**Goal of the exercise**
An exact copy of every entry is required, without the pictures.
+ + + + +
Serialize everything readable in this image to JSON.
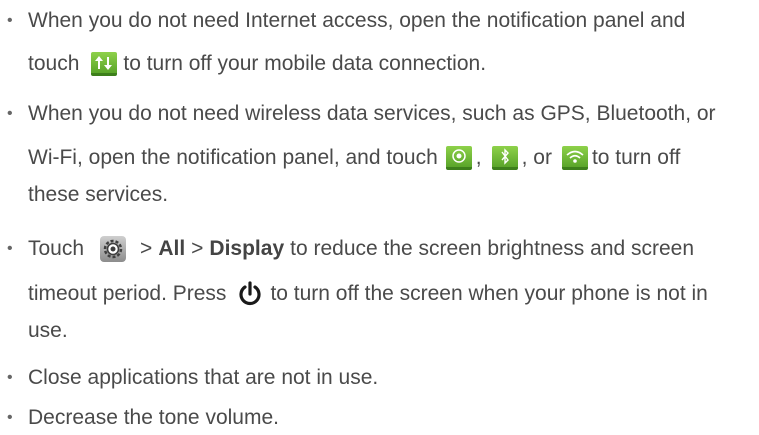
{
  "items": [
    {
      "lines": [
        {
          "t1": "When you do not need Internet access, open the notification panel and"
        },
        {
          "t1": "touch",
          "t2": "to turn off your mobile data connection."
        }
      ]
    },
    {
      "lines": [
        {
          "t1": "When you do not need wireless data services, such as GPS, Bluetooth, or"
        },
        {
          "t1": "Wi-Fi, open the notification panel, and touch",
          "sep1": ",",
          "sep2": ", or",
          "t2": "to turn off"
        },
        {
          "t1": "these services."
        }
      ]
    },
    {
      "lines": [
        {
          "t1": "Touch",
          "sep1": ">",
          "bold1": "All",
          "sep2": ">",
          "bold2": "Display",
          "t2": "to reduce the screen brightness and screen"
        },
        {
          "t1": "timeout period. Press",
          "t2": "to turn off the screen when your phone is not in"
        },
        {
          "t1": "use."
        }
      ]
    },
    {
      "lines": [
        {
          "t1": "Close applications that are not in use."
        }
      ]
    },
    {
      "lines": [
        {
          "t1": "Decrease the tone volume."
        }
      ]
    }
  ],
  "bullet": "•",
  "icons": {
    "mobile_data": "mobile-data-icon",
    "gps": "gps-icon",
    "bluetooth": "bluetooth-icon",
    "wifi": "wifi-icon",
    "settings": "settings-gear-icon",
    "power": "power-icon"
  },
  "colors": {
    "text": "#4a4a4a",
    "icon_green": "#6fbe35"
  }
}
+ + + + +
**Answer below**
Serialize everything readable in this image to JSON.
{
  "items": [
    {
      "lines": [
        {
          "t1": "When you do not need Internet access, open the notification panel and"
        },
        {
          "t1": "touch",
          "t2": "to turn off your mobile data connection."
        }
      ]
    },
    {
      "lines": [
        {
          "t1": "When you do not need wireless data services, such as GPS, Bluetooth, or"
        },
        {
          "t1": "Wi-Fi, open the notification panel, and touch",
          "sep1": ",",
          "sep2": ", or",
          "t2": "to turn off"
        },
        {
          "t1": "these services."
        }
      ]
    },
    {
      "lines": [
        {
          "t1": "Touch",
          "sep1": ">",
          "bold1": "All",
          "sep2": ">",
          "bold2": "Display",
          "t2": "to reduce the screen brightness and screen"
        },
        {
          "t1": "timeout period. Press",
          "t2": "to turn off the screen when your phone is not in"
        },
        {
          "t1": "use."
        }
      ]
    },
    {
      "lines": [
        {
          "t1": "Close applications that are not in use."
        }
      ]
    },
    {
      "lines": [
        {
          "t1": "Decrease the tone volume."
        }
      ]
    }
  ],
  "bullet": "•",
  "icons": {
    "mobile_data": "mobile-data-icon",
    "gps": "gps-icon",
    "bluetooth": "bluetooth-icon",
    "wifi": "wifi-icon",
    "settings": "settings-gear-icon",
    "power": "power-icon"
  },
  "colors": {
    "text": "#4a4a4a",
    "icon_green": "#6fbe35"
  }
}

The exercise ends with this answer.